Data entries
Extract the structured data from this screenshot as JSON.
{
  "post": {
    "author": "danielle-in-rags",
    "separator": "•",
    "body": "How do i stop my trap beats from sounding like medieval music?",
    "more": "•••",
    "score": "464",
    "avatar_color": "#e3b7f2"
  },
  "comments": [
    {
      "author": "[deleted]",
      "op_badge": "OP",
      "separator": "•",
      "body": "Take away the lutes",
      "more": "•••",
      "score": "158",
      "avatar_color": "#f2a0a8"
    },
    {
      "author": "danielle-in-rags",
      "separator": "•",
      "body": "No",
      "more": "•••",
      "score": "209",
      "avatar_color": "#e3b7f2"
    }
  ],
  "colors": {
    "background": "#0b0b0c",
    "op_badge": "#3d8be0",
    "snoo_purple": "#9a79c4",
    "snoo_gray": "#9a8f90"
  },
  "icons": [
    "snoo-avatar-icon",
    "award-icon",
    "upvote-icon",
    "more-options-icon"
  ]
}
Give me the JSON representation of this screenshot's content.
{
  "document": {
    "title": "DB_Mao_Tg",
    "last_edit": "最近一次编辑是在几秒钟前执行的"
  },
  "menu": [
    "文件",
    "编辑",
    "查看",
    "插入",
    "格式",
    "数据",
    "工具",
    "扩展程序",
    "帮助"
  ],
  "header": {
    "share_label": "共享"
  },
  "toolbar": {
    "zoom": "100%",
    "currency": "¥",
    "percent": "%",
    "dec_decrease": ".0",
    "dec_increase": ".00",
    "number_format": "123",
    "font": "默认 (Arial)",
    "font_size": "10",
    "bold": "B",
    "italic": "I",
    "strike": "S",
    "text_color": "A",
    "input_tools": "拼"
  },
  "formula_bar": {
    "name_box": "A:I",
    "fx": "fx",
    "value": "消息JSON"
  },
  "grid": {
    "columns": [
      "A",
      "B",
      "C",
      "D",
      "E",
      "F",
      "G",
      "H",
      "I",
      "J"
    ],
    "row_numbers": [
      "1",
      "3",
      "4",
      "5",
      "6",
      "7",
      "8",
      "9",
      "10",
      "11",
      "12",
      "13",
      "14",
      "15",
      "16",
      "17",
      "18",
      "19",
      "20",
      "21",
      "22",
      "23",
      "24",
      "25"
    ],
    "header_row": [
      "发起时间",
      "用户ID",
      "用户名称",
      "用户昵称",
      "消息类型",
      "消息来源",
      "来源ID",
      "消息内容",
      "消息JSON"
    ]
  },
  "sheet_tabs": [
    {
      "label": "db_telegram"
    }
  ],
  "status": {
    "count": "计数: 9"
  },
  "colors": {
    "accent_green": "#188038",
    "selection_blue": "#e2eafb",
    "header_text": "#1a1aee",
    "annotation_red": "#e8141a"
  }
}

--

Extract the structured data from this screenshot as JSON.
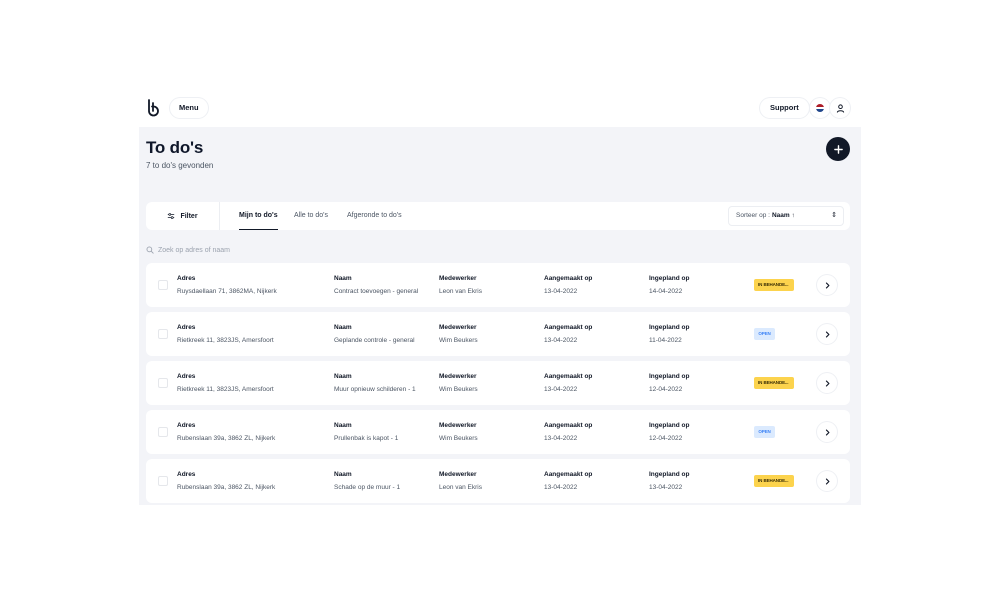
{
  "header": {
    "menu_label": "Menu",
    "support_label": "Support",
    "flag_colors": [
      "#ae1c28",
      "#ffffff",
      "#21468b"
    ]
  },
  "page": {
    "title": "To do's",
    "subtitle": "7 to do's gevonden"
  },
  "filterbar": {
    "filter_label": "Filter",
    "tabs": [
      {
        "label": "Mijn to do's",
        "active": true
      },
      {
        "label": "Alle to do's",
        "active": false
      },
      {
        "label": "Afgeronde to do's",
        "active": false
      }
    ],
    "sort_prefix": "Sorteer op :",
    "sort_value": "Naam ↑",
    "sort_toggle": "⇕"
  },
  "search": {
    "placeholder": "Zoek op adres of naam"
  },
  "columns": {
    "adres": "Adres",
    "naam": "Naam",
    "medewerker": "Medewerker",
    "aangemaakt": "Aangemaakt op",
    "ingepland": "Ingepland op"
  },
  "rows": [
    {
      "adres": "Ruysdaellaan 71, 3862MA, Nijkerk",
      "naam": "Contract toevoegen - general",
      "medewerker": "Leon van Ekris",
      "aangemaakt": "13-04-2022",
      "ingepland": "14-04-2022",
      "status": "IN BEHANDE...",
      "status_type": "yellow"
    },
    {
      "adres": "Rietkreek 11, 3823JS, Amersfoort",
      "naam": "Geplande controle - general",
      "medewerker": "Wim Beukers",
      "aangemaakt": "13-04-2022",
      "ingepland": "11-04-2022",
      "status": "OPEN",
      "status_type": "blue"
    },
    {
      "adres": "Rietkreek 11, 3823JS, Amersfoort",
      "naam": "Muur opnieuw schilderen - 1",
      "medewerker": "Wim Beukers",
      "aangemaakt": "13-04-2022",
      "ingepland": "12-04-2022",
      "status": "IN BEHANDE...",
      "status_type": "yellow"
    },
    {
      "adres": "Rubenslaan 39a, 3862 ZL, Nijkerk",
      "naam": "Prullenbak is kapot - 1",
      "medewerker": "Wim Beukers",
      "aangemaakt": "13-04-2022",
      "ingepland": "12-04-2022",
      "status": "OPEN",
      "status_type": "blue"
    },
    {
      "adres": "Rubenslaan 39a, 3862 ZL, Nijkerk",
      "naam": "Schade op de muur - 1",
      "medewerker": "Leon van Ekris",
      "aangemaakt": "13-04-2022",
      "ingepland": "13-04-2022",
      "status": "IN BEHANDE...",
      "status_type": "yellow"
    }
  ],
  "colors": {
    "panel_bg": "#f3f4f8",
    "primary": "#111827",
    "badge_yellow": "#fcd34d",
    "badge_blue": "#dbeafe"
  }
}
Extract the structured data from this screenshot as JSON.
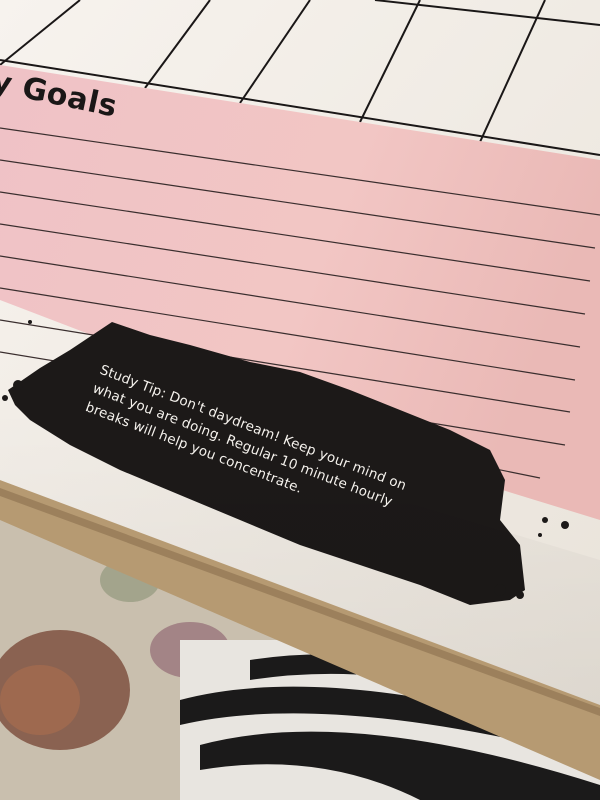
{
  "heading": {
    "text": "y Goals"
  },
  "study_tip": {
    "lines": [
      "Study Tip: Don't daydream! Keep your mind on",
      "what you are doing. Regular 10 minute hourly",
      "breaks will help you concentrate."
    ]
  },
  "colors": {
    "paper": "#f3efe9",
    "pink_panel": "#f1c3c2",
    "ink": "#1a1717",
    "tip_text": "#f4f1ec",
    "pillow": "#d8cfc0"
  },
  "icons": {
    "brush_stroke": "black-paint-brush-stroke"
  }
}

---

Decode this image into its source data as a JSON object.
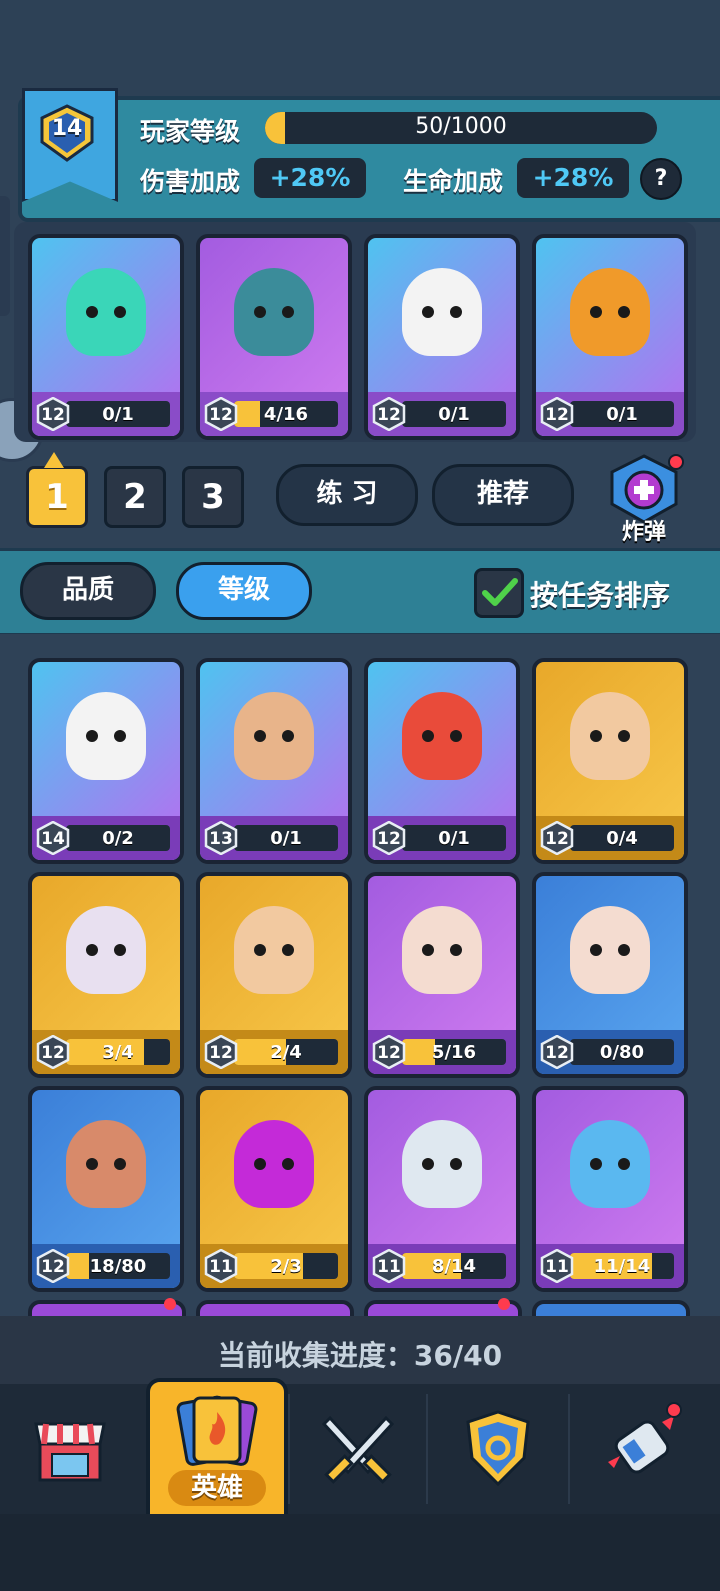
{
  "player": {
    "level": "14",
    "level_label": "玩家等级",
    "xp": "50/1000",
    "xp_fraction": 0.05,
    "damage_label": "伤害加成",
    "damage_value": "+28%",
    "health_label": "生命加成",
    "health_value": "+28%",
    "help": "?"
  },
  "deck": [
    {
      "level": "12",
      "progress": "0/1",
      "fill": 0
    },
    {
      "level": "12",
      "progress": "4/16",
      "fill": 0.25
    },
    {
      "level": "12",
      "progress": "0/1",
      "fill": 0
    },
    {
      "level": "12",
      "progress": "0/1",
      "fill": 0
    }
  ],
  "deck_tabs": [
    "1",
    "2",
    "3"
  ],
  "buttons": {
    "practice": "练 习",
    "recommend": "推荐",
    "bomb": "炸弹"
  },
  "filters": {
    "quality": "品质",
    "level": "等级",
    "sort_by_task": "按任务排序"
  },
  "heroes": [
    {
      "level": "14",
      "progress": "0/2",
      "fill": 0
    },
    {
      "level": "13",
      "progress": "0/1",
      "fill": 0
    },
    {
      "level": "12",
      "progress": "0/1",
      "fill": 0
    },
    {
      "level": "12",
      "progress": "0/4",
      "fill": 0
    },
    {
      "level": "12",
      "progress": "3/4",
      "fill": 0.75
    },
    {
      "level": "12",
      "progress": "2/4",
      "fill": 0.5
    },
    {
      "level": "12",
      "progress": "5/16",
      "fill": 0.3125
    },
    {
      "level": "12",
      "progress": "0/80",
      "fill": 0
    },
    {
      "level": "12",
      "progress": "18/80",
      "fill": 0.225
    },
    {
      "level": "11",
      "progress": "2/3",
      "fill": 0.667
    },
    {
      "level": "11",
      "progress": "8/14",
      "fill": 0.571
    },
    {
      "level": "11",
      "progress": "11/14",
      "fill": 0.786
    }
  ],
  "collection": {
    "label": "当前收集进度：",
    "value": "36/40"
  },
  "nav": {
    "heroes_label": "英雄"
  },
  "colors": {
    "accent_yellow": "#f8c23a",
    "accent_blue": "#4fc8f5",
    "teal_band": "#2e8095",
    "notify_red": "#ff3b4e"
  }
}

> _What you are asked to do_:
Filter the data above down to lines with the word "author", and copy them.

> _Expected answer_:
    "author": "danielle-in-rags",
      "author": "[deleted]",
      "author": "danielle-in-rags",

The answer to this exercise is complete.